Aims/hypothesis: In this study the involvement of oxidative stress in type 1 diabetes mellitus autoimmunity and the possible association with rheumatoid arthritis (RA) was investigated. We tested the hypothesis that oxidative stress induced by chronic hyperglycaemia triggers post-translational modifications and thus the formation of neo-antigens in type 1 diabetes, similar to the ones found in RA. Methods: Collagen type II (CII), a known autoantigen in RA, was treated with ribose and various reactive oxygen species (ROS). Levels of antibodies specific to native and ROS-modified CII (ROS-CII) were compared in type 1 diabetes, type 2 diabetes and healthy controls, and related to the HLA genotype. Results: Significantly higher binding to ROS-CII vs native CII was observed in type 1 diabetic patients possessing the HLA-DRB1*04 allele irrespective of variables of glucose control (blood glucose or HbA1c). Type 1 diabetic patients carrying a DRB1*04 allele with the shared epitope showed the highest risk for ROS-CII autoimmunity, while the DRB1*0301 allele was protective. Conversely, native CII autoimmunity was not associated with any specific DRB1 allele. Positive and inverse seroconversion rates of response to ROS-CII were high in DRB1*04-positive type 1 diabetic patients. Conclusion: Hyperglycaemia and oxidative stress may trigger genetically controlled autoimmunity to ROS-CII and may explain the association between type 1 diabetes mellitus and RA.
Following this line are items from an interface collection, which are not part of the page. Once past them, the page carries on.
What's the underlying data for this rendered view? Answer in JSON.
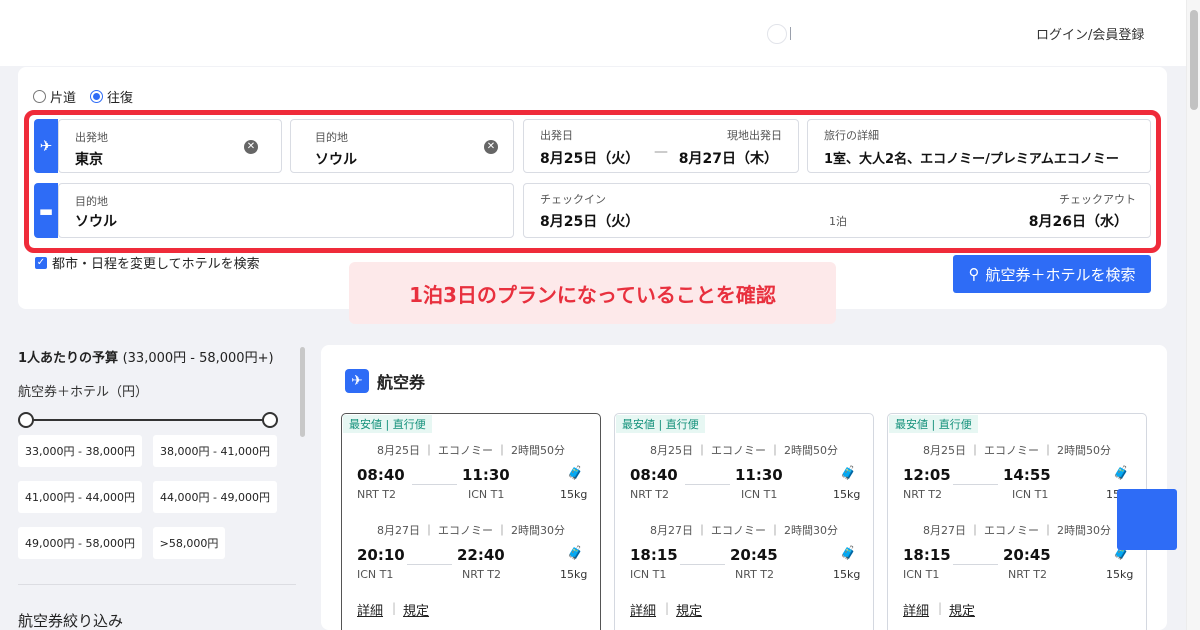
{
  "header": {
    "login_label": "ログイン/会員登録"
  },
  "trip_type": {
    "one_way": "片道",
    "round_trip": "往復",
    "selected": "往復"
  },
  "flight": {
    "origin_label": "出発地",
    "origin_value": "東京",
    "destination_label": "目的地",
    "destination_value": "ソウル",
    "depart_label": "出発日",
    "depart_value": "8月25日（火）",
    "dash": "—",
    "return_label": "現地出発日",
    "return_value": "8月27日（木）",
    "details_label": "旅行の詳細",
    "details_value": "1室、大人2名、エコノミー/プレミアムエコノミー"
  },
  "hotel": {
    "destination_label": "目的地",
    "destination_value": "ソウル",
    "checkin_label": "チェックイン",
    "checkin_value": "8月25日（火）",
    "nights": "1泊",
    "checkout_label": "チェックアウト",
    "checkout_value": "8月26日（水）"
  },
  "hotel_checkbox_label": "都市・日程を変更してホテルを検索",
  "search_button_label": "航空券＋ホテルを検索",
  "annotation": "1泊3日のプランになっていることを確認",
  "sidebar": {
    "budget_title": "1人あたりの予算",
    "budget_range": "(33,000円 - 58,000円+)",
    "budget_sub": "航空券＋ホテル（円）",
    "chips": [
      "33,000円 - 38,000円",
      "38,000円 - 41,000円",
      "41,000円 - 44,000円",
      "44,000円 - 49,000円",
      "49,000円 - 58,000円",
      ">58,000円"
    ],
    "filter_title": "航空券絞り込み"
  },
  "results": {
    "title": "航空券",
    "cards": [
      {
        "tag": "最安値 | 直行便",
        "out": {
          "meta": "8月25日 ｜ エコノミー ｜ 2時間50分",
          "dep": "08:40",
          "arr": "11:30",
          "dep_apt": "NRT T2",
          "arr_apt": "ICN T1",
          "bag": "15kg"
        },
        "ret": {
          "meta": "8月27日 ｜ エコノミー ｜ 2時間30分",
          "dep": "20:10",
          "arr": "22:40",
          "dep_apt": "ICN T1",
          "arr_apt": "NRT T2",
          "bag": "15kg"
        },
        "detail": "詳細",
        "rules": "規定"
      },
      {
        "tag": "最安値 | 直行便",
        "out": {
          "meta": "8月25日 ｜ エコノミー ｜ 2時間50分",
          "dep": "08:40",
          "arr": "11:30",
          "dep_apt": "NRT T2",
          "arr_apt": "ICN T1",
          "bag": "15kg"
        },
        "ret": {
          "meta": "8月27日 ｜ エコノミー ｜ 2時間30分",
          "dep": "18:15",
          "arr": "20:45",
          "dep_apt": "ICN T1",
          "arr_apt": "NRT T2",
          "bag": "15kg"
        },
        "detail": "詳細",
        "rules": "規定"
      },
      {
        "tag": "最安値 | 直行便",
        "out": {
          "meta": "8月25日 ｜ エコノミー ｜ 2時間50分",
          "dep": "12:05",
          "arr": "14:55",
          "dep_apt": "NRT T2",
          "arr_apt": "ICN T1",
          "bag": "15"
        },
        "ret": {
          "meta": "8月27日 ｜ エコノミー ｜ 2時間30分",
          "dep": "18:15",
          "arr": "20:45",
          "dep_apt": "ICN T1",
          "arr_apt": "NRT T2",
          "bag": "15kg"
        },
        "detail": "詳細",
        "rules": "規定"
      }
    ]
  },
  "colors": {
    "accent": "#2e6cf6",
    "highlight": "#ef2b3a",
    "tag_text": "#12907a"
  }
}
- Collagen type II
- Post-translational modification
- Reactive oxygen species
- Rheumatoid arthritis
ASJC Scopus subject areas
- Internal Medicine
- Endocrinology, Diabetes and Metabolism